== INPUT RECORDS
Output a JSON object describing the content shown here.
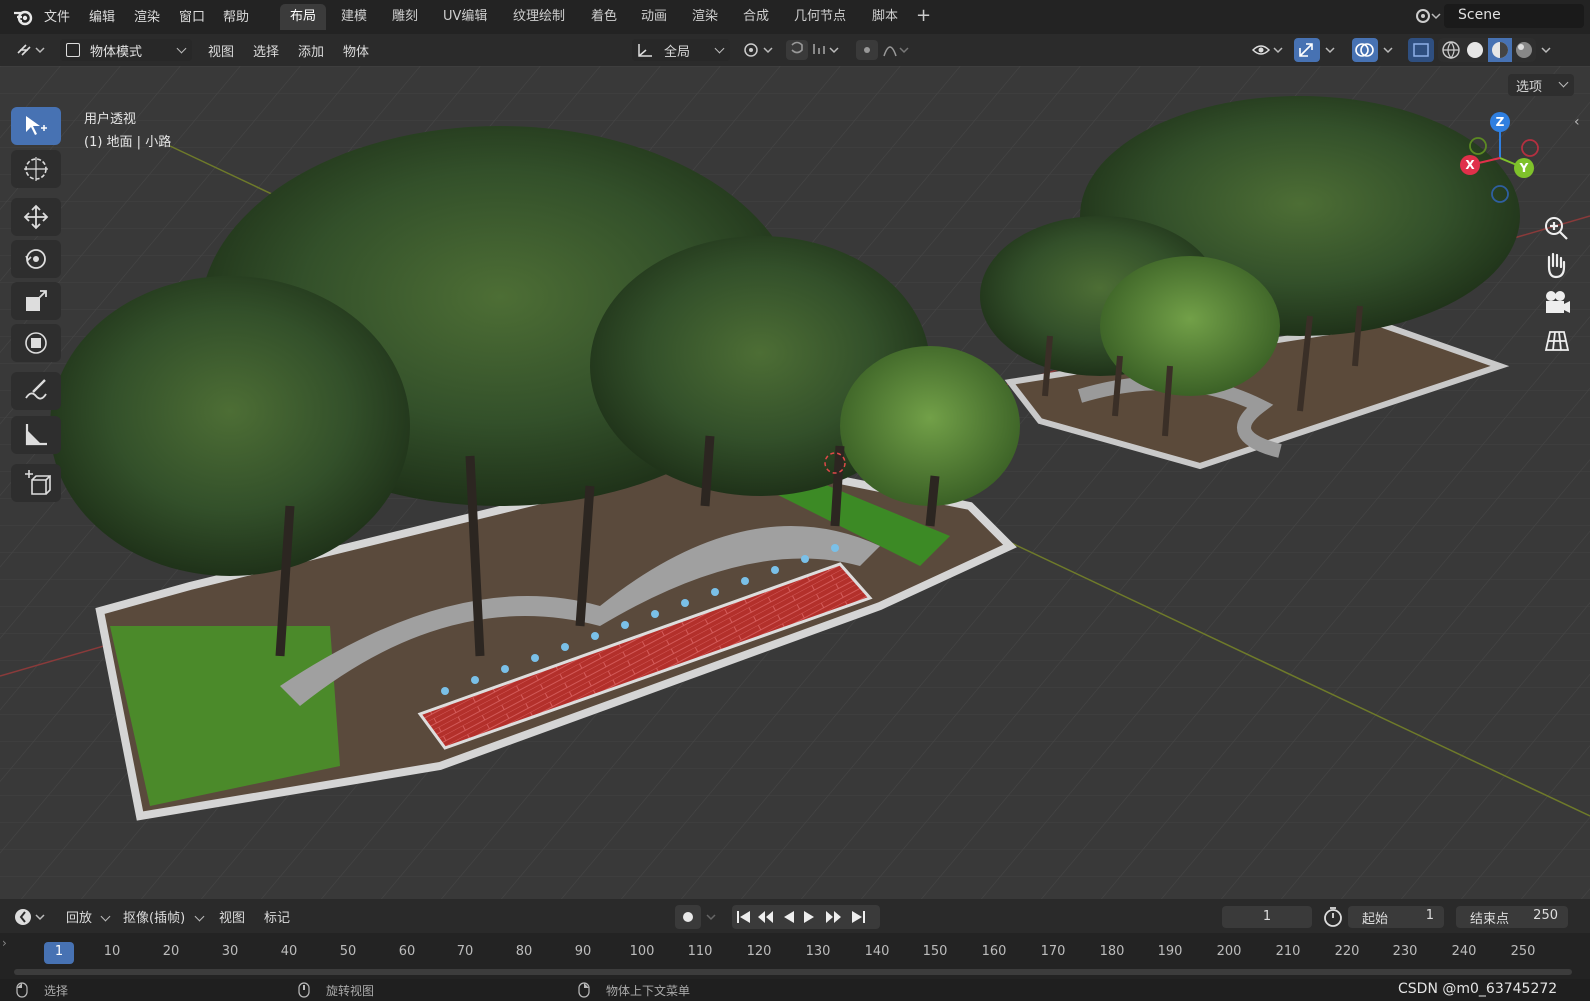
{
  "top_menu": [
    "文件",
    "编辑",
    "渲染",
    "窗口",
    "帮助"
  ],
  "workspace_tabs": [
    "布局",
    "建模",
    "雕刻",
    "UV编辑",
    "纹理绘制",
    "着色",
    "动画",
    "渲染",
    "合成",
    "几何节点",
    "脚本"
  ],
  "active_workspace": "布局",
  "scene_name": "Scene",
  "header": {
    "mode": "物体模式",
    "menus": [
      "视图",
      "选择",
      "添加",
      "物体"
    ],
    "orientation": "全局",
    "options": "选项"
  },
  "viewport": {
    "view_name": "用户透视",
    "object_info": "(1) 地面 | 小路",
    "gizmo_axes": {
      "x": "X",
      "y": "Y",
      "z": "Z"
    },
    "colors": {
      "x_axis": "#e0304a",
      "y_axis": "#7fc22b",
      "z_axis": "#2f7fe0",
      "active_tool": "#4772b3"
    }
  },
  "toolbar_icons": [
    "select-box-icon",
    "cursor-icon",
    "move-icon",
    "rotate-icon",
    "scale-icon",
    "transform-icon",
    "annotate-icon",
    "measure-icon",
    "add-cube-icon"
  ],
  "nav_icons": [
    "zoom-icon",
    "pan-hand-icon",
    "camera-icon",
    "grid-view-icon"
  ],
  "timeline": {
    "playback": "回放",
    "keying": "抠像(插帧)",
    "view": "视图",
    "marker": "标记",
    "current_frame": "1",
    "start_label": "起始",
    "start_value": "1",
    "end_label": "结束点",
    "end_value": "250",
    "frames": [
      "1",
      "10",
      "20",
      "30",
      "40",
      "50",
      "60",
      "70",
      "80",
      "90",
      "100",
      "110",
      "120",
      "130",
      "140",
      "150",
      "160",
      "170",
      "180",
      "190",
      "200",
      "210",
      "220",
      "230",
      "240",
      "250"
    ]
  },
  "statusbar": {
    "select": "选择",
    "rotate_view": "旋转视图",
    "context_menu": "物体上下文菜单",
    "watermark": "CSDN @m0_63745272"
  }
}
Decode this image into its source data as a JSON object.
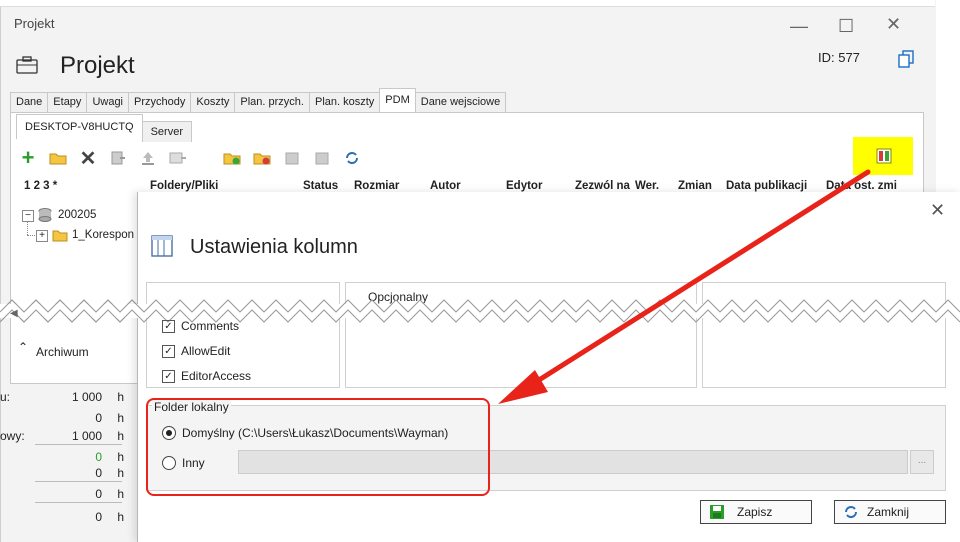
{
  "window": {
    "title": "Projekt",
    "heading": "Projekt",
    "id_label": "ID: 577",
    "tabs": [
      "Dane",
      "Etapy",
      "Uwagi",
      "Przychody",
      "Koszty",
      "Plan. przych.",
      "Plan. koszty",
      "PDM",
      "Dane wejsciowe"
    ],
    "active_tab": "PDM",
    "subtabs": [
      "DESKTOP-V8HUCTQ",
      "Server"
    ],
    "columns": [
      "1 2 3 *",
      "Foldery/Pliki",
      "Status",
      "Rozmiar",
      "Autor",
      "Edytor",
      "Zezwól na",
      "Wer.",
      "Zmian",
      "Data publikacji",
      "Data ost. zmi"
    ],
    "tree": [
      "200205",
      "1_Korespon"
    ],
    "archive_label": "Archiwum",
    "left_rows": [
      {
        "key": "u:",
        "value": "1 000",
        "unit": "h"
      },
      {
        "key": "",
        "value": "0",
        "unit": "h"
      },
      {
        "key": "owy:",
        "value": "1 000",
        "unit": "h"
      },
      {
        "key": "",
        "value": "0",
        "unit": "h"
      },
      {
        "key": "",
        "value": "0",
        "unit": "h"
      },
      {
        "key": "",
        "value": "0",
        "unit": "h"
      },
      {
        "key": "",
        "value": "0",
        "unit": "h"
      }
    ]
  },
  "dialog": {
    "title": "Ustawienia kolumn",
    "optional_label": "Opcjonalny",
    "checkboxes": [
      "Comments",
      "AllowEdit",
      "EditorAccess"
    ],
    "folder_group_label": "Folder lokalny",
    "radio_default": "Domyślny (C:\\Users\\Łukasz\\Documents\\Wayman)",
    "radio_other": "Inny",
    "browse_label": "...",
    "save_label": "Zapisz",
    "close_label": "Zamknij"
  },
  "colors": {
    "highlight": "#ffff00",
    "arrow": "#e8231a",
    "callout": "#e8231a"
  }
}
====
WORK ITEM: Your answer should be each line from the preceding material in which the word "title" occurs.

OUTPUT OF THE EXERCISE:
    "title": "Projekt",
    "title": "Ustawienia kolumn",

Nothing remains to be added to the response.